Exercise: Repeat the records exactly as given. Do not include the pictures.

Material provided:
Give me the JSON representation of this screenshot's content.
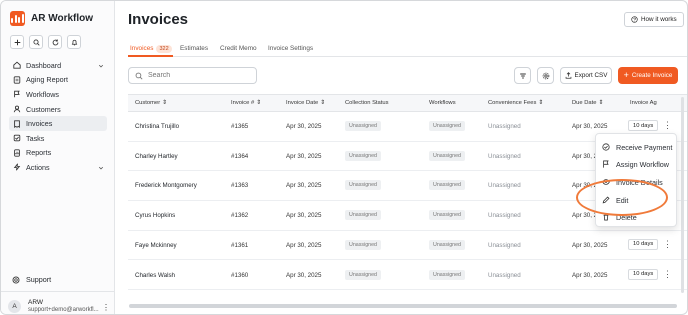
{
  "sidebar": {
    "brand": "AR Workflow",
    "items": [
      {
        "label": "Dashboard",
        "icon": "dashboard-icon",
        "expandable": true
      },
      {
        "label": "Aging Report",
        "icon": "aging-report-icon"
      },
      {
        "label": "Workflows",
        "icon": "workflows-icon"
      },
      {
        "label": "Customers",
        "icon": "customers-icon"
      },
      {
        "label": "Invoices",
        "icon": "invoices-icon",
        "active": true
      },
      {
        "label": "Tasks",
        "icon": "tasks-icon"
      },
      {
        "label": "Reports",
        "icon": "reports-icon"
      },
      {
        "label": "Actions",
        "icon": "actions-icon",
        "expandable": true
      }
    ],
    "support": "Support",
    "user": {
      "initial": "A",
      "name": "ARW",
      "email": "support+demo@arworkfl..."
    }
  },
  "page": {
    "title": "Invoices",
    "how_it_works": "How it works"
  },
  "tabs": [
    {
      "label": "Invoices",
      "count": "322",
      "active": true
    },
    {
      "label": "Estimates"
    },
    {
      "label": "Credit Memo"
    },
    {
      "label": "Invoice Settings"
    }
  ],
  "toolbar": {
    "search_placeholder": "Search",
    "export_label": "Export CSV",
    "create_label": "Create Invoice"
  },
  "table": {
    "columns": [
      "Customer",
      "Invoice #",
      "Invoice Date",
      "Collection Status",
      "Workflows",
      "Convenience Fees",
      "Due Date",
      "Invoice Ag"
    ],
    "rows": [
      {
        "customer": "Christina Trujillo",
        "invoice": "#1365",
        "date": "Apr 30, 2025",
        "status": "Unassigned",
        "workflow": "Unassigned",
        "fees": "Unassigned",
        "due": "Apr 30, 2025",
        "age": "10 days"
      },
      {
        "customer": "Charley Hartley",
        "invoice": "#1364",
        "date": "Apr 30, 2025",
        "status": "Unassigned",
        "workflow": "Unassigned",
        "fees": "Unassigned",
        "due": "Apr 30, 2025",
        "age": ""
      },
      {
        "customer": "Frederick Montgomery",
        "invoice": "#1363",
        "date": "Apr 30, 2025",
        "status": "Unassigned",
        "workflow": "Unassigned",
        "fees": "Unassigned",
        "due": "Apr 30, 2025",
        "age": ""
      },
      {
        "customer": "Cyrus Hopkins",
        "invoice": "#1362",
        "date": "Apr 30, 2025",
        "status": "Unassigned",
        "workflow": "Unassigned",
        "fees": "Unassigned",
        "due": "Apr 30, 2025",
        "age": ""
      },
      {
        "customer": "Faye Mckinney",
        "invoice": "#1361",
        "date": "Apr 30, 2025",
        "status": "Unassigned",
        "workflow": "Unassigned",
        "fees": "Unassigned",
        "due": "Apr 30, 2025",
        "age": "10 days"
      },
      {
        "customer": "Charles Walsh",
        "invoice": "#1360",
        "date": "Apr 30, 2025",
        "status": "Unassigned",
        "workflow": "Unassigned",
        "fees": "Unassigned",
        "due": "Apr 30, 2025",
        "age": "10 days"
      }
    ]
  },
  "context_menu": {
    "items": [
      {
        "label": "Receive Payment",
        "icon": "check-circle-icon"
      },
      {
        "label": "Assign Workflow",
        "icon": "flag-icon"
      },
      {
        "label": "Invoice Details",
        "icon": "eye-icon"
      },
      {
        "label": "Edit",
        "icon": "pencil-icon"
      },
      {
        "label": "Delete",
        "icon": "trash-icon"
      }
    ]
  },
  "colors": {
    "accent": "#f05a22",
    "callout": "#f07a3a"
  }
}
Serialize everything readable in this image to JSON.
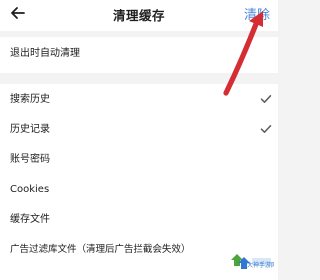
{
  "header": {
    "title": "清理缓存",
    "action_label": "清除"
  },
  "settings": {
    "auto_clear_label": "退出时自动清理"
  },
  "items": [
    {
      "label": "搜索历史",
      "checked": true
    },
    {
      "label": "历史记录",
      "checked": true
    },
    {
      "label": "账号密码",
      "checked": false
    },
    {
      "label": "Cookies",
      "checked": false
    },
    {
      "label": "缓存文件",
      "checked": false
    },
    {
      "label": "广告过滤库文件（清理后广告拦截会失效）",
      "checked": false
    }
  ],
  "watermark": {
    "text": "大神手游网"
  },
  "colors": {
    "accent": "#4a86d9",
    "annotation": "#d42d34"
  }
}
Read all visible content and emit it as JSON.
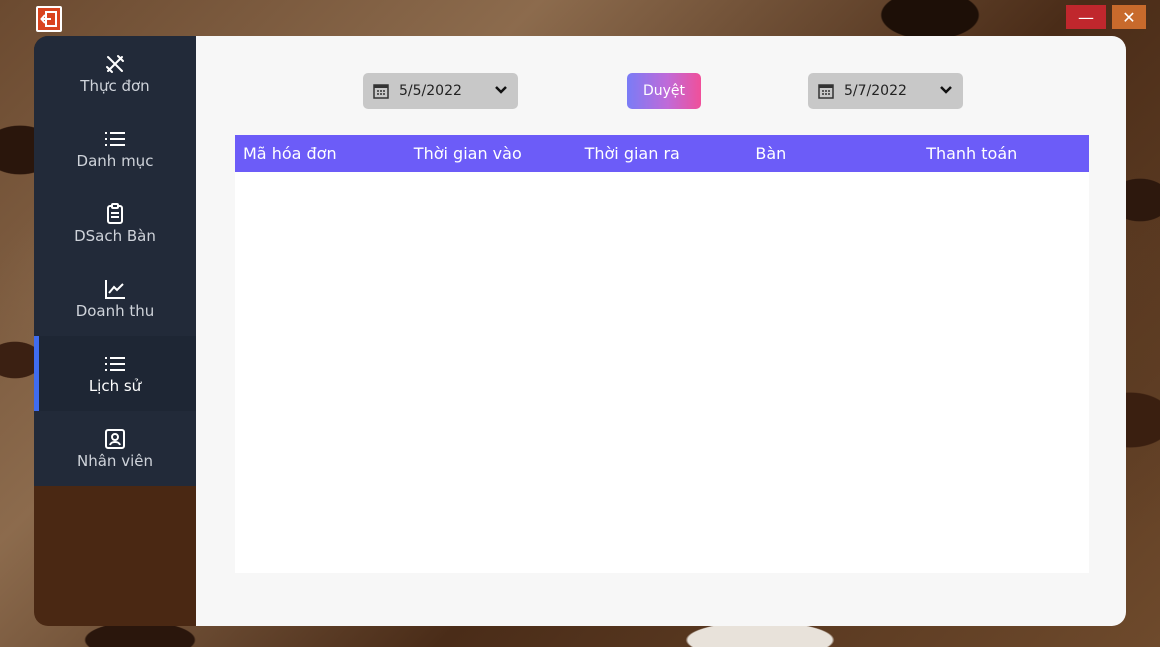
{
  "window": {
    "app_icon": "exit-icon",
    "minimize_icon": "minimize-icon",
    "close_icon": "close-icon",
    "minimize_glyph": "—",
    "close_glyph": "✕"
  },
  "sidebar": {
    "items": [
      {
        "label": "Thực đơn",
        "icon": "utensils-crossed-icon"
      },
      {
        "label": "Danh mục",
        "icon": "list-icon"
      },
      {
        "label": "DSach Bàn",
        "icon": "clipboard-icon"
      },
      {
        "label": "Doanh thu",
        "icon": "chart-line-icon"
      },
      {
        "label": "Lịch sử",
        "icon": "list-icon",
        "active": true
      },
      {
        "label": "Nhân viên",
        "icon": "employee-card-icon"
      }
    ],
    "active_accent": "#3f6cf0"
  },
  "filters": {
    "date_from": "5/5/2022",
    "date_to": "5/7/2022",
    "browse_label": "Duyệt"
  },
  "table": {
    "columns": [
      "Mã hóa đơn",
      "Thời gian vào",
      "Thời gian ra",
      "Bàn",
      "Thanh toán"
    ],
    "rows": [],
    "header_color": "#6c5cf8"
  }
}
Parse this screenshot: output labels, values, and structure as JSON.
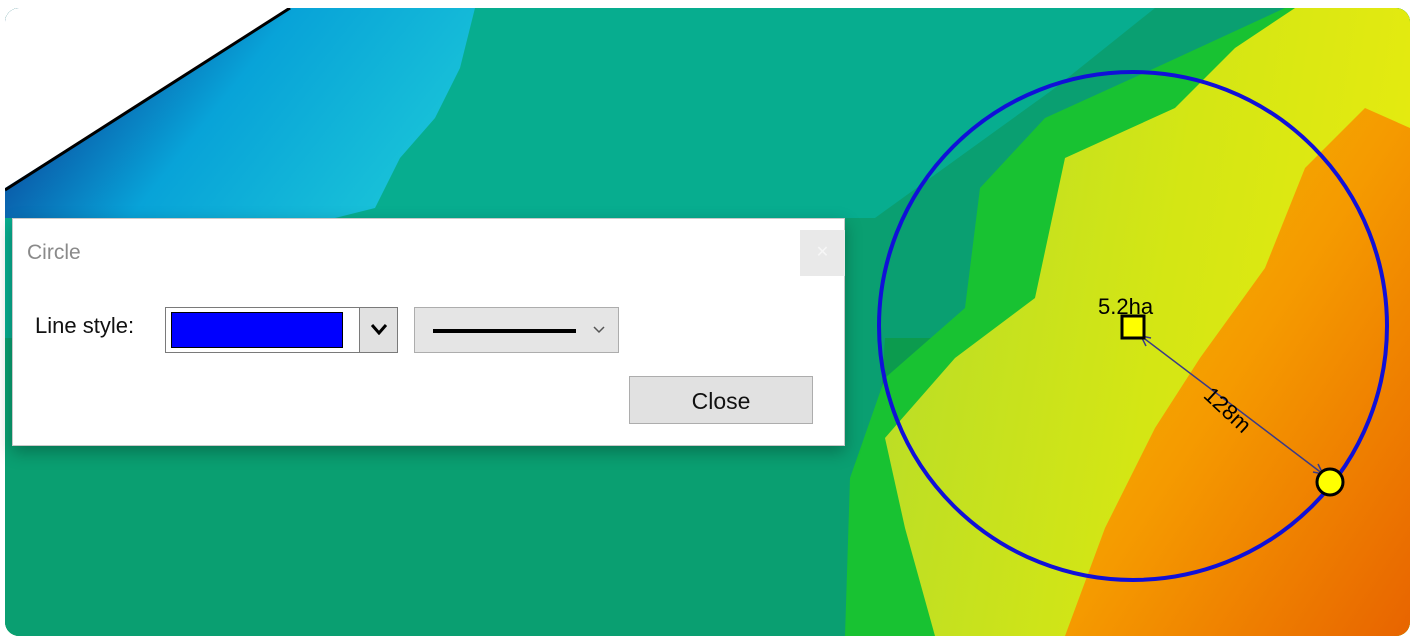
{
  "map": {
    "circle": {
      "stroke_color": "#1010d8",
      "area_label": "5.2ha",
      "radius_label": "128m",
      "center_marker_color": "#ffff00",
      "edge_handle_color": "#ffff00"
    }
  },
  "dialog": {
    "title": "Circle",
    "close_icon": "close-icon",
    "line_style_label": "Line style:",
    "color_value": "#0000ff",
    "color_dropdown_icon": "chevron-down-icon",
    "width_dropdown_icon": "chevron-down-icon",
    "close_button_label": "Close"
  }
}
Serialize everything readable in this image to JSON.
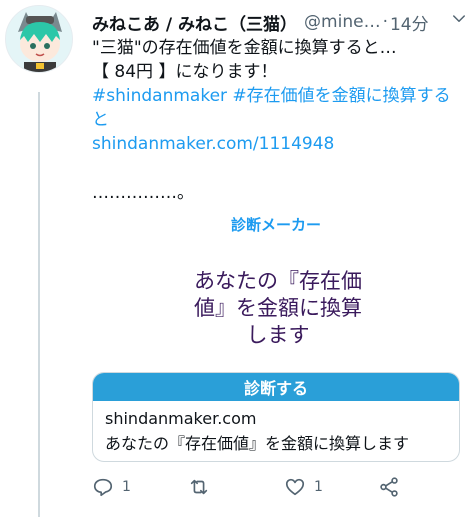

The answer:
Give me the JSON representation of this screenshot's content.
{
  "sidebar": {
    "brand": "AR Workflow",
    "items": [
      {
        "label": "Dashboard",
        "icon": "dashboard-icon",
        "expandable": true
      },
      {
        "label": "Aging Report",
        "icon": "aging-report-icon"
      },
      {
        "label": "Workflows",
        "icon": "workflows-icon"
      },
      {
        "label": "Customers",
        "icon": "customers-icon"
      },
      {
        "label": "Invoices",
        "icon": "invoices-icon",
        "active": true
      },
      {
        "label": "Tasks",
        "icon": "tasks-icon"
      },
      {
        "label": "Reports",
        "icon": "reports-icon"
      },
      {
        "label": "Actions",
        "icon": "actions-icon",
        "expandable": true
      }
    ],
    "support": "Support",
    "user": {
      "initial": "A",
      "name": "ARW",
      "email": "support+demo@arworkfl..."
    }
  },
  "page": {
    "title": "Invoices",
    "how_it_works": "How it works"
  },
  "tabs": [
    {
      "label": "Invoices",
      "count": "322",
      "active": true
    },
    {
      "label": "Estimates"
    },
    {
      "label": "Credit Memo"
    },
    {
      "label": "Invoice Settings"
    }
  ],
  "toolbar": {
    "search_placeholder": "Search",
    "export_label": "Export CSV",
    "create_label": "Create Invoice"
  },
  "table": {
    "columns": [
      "Customer",
      "Invoice #",
      "Invoice Date",
      "Collection Status",
      "Workflows",
      "Convenience Fees",
      "Due Date",
      "Invoice Ag"
    ],
    "rows": [
      {
        "customer": "Christina Trujillo",
        "invoice": "#1365",
        "date": "Apr 30, 2025",
        "status": "Unassigned",
        "workflow": "Unassigned",
        "fees": "Unassigned",
        "due": "Apr 30, 2025",
        "age": "10 days"
      },
      {
        "customer": "Charley Hartley",
        "invoice": "#1364",
        "date": "Apr 30, 2025",
        "status": "Unassigned",
        "workflow": "Unassigned",
        "fees": "Unassigned",
        "due": "Apr 30, 2025",
        "age": ""
      },
      {
        "customer": "Frederick Montgomery",
        "invoice": "#1363",
        "date": "Apr 30, 2025",
        "status": "Unassigned",
        "workflow": "Unassigned",
        "fees": "Unassigned",
        "due": "Apr 30, 2025",
        "age": ""
      },
      {
        "customer": "Cyrus Hopkins",
        "invoice": "#1362",
        "date": "Apr 30, 2025",
        "status": "Unassigned",
        "workflow": "Unassigned",
        "fees": "Unassigned",
        "due": "Apr 30, 2025",
        "age": ""
      },
      {
        "customer": "Faye Mckinney",
        "invoice": "#1361",
        "date": "Apr 30, 2025",
        "status": "Unassigned",
        "workflow": "Unassigned",
        "fees": "Unassigned",
        "due": "Apr 30, 2025",
        "age": "10 days"
      },
      {
        "customer": "Charles Walsh",
        "invoice": "#1360",
        "date": "Apr 30, 2025",
        "status": "Unassigned",
        "workflow": "Unassigned",
        "fees": "Unassigned",
        "due": "Apr 30, 2025",
        "age": "10 days"
      }
    ]
  },
  "context_menu": {
    "items": [
      {
        "label": "Receive Payment",
        "icon": "check-circle-icon"
      },
      {
        "label": "Assign Workflow",
        "icon": "flag-icon"
      },
      {
        "label": "Invoice Details",
        "icon": "eye-icon"
      },
      {
        "label": "Edit",
        "icon": "pencil-icon"
      },
      {
        "label": "Delete",
        "icon": "trash-icon"
      }
    ]
  },
  "colors": {
    "accent": "#f05a22",
    "callout": "#f07a3a"
  }
}
Serialize everything readable in this image to JSON.
{
  "header": {
    "title": "清理缓存",
    "action_label": "清除"
  },
  "settings": {
    "auto_clear_label": "退出时自动清理"
  },
  "items": [
    {
      "label": "搜索历史",
      "checked": true
    },
    {
      "label": "历史记录",
      "checked": true
    },
    {
      "label": "账号密码",
      "checked": false
    },
    {
      "label": "Cookies",
      "checked": false
    },
    {
      "label": "缓存文件",
      "checked": false
    },
    {
      "label": "广告过滤库文件（清理后广告拦截会失效）",
      "checked": false
    }
  ],
  "watermark": {
    "text": "大神手游网"
  },
  "colors": {
    "accent": "#4a86d9",
    "annotation": "#d42d34"
  }
}
Read all visible content and emit it as JSON.
{
  "window": {
    "app_icon": "exit-icon",
    "minimize_icon": "minimize-icon",
    "close_icon": "close-icon",
    "minimize_glyph": "—",
    "close_glyph": "✕"
  },
  "sidebar": {
    "items": [
      {
        "label": "Thực đơn",
        "icon": "utensils-crossed-icon"
      },
      {
        "label": "Danh mục",
        "icon": "list-icon"
      },
      {
        "label": "DSach Bàn",
        "icon": "clipboard-icon"
      },
      {
        "label": "Doanh thu",
        "icon": "chart-line-icon"
      },
      {
        "label": "Lịch sử",
        "icon": "list-icon",
        "active": true
      },
      {
        "label": "Nhân viên",
        "icon": "employee-card-icon"
      }
    ],
    "active_accent": "#3f6cf0"
  },
  "filters": {
    "date_from": "5/5/2022",
    "date_to": "5/7/2022",
    "browse_label": "Duyệt"
  },
  "table": {
    "columns": [
      "Mã hóa đơn",
      "Thời gian vào",
      "Thời gian ra",
      "Bàn",
      "Thanh toán"
    ],
    "rows": [],
    "header_color": "#6c5cf8"
  }
}
Parse this screenshot: output labels, values, and structure as JSON.
{
  "map": {
    "circle": {
      "stroke_color": "#1010d8",
      "area_label": "5.2ha",
      "radius_label": "128m",
      "center_marker_color": "#ffff00",
      "edge_handle_color": "#ffff00"
    }
  },
  "dialog": {
    "title": "Circle",
    "close_icon": "close-icon",
    "line_style_label": "Line style:",
    "color_value": "#0000ff",
    "color_dropdown_icon": "chevron-down-icon",
    "width_dropdown_icon": "chevron-down-icon",
    "close_button_label": "Close"
  }
}
Serialize everything readable in this image to JSON.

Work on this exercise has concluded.